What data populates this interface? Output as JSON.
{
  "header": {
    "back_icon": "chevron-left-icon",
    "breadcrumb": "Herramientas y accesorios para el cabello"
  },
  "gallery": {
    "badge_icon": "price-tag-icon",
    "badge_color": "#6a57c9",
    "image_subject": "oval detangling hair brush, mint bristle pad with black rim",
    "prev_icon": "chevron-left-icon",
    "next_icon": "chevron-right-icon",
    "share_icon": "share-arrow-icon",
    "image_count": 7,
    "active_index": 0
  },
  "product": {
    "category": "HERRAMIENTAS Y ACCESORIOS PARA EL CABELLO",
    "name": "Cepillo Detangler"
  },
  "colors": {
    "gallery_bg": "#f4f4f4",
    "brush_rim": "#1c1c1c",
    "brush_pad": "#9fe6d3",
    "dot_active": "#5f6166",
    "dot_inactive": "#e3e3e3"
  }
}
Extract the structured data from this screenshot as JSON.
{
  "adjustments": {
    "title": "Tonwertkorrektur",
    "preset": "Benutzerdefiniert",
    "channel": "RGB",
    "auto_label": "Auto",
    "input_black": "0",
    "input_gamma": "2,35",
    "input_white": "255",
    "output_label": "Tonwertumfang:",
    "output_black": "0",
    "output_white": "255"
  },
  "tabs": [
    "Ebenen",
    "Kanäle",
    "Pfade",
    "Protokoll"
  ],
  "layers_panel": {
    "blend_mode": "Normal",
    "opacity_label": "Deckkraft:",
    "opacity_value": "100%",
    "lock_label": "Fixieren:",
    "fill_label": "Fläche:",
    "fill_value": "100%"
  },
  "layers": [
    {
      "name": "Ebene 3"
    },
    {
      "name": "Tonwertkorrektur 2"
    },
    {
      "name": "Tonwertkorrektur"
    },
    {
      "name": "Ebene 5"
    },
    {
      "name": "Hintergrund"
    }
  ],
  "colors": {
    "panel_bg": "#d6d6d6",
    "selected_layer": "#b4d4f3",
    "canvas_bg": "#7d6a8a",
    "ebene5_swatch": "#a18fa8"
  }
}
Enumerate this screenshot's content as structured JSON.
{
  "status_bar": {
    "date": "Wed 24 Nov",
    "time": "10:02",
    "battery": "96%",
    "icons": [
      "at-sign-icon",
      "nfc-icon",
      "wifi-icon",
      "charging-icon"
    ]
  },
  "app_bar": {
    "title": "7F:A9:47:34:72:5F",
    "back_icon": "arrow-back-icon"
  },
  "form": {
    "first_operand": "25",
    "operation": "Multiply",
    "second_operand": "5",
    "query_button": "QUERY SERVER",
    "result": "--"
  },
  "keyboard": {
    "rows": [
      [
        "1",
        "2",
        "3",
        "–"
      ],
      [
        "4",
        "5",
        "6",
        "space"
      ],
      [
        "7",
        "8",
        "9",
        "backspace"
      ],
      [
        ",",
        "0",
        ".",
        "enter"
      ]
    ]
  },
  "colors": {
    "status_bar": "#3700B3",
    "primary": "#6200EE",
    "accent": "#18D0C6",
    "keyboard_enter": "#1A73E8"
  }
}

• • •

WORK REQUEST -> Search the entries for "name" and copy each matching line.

SOLVED PROBLEM ->
    "name": "Cepillo Detangler"
      "name": "Ebene 3"
      "name": "Tonwertkorrektur 2"
      "name": "Tonwertkorrektur"
      "name": "Ebene 5"
      "name": "Hintergrund"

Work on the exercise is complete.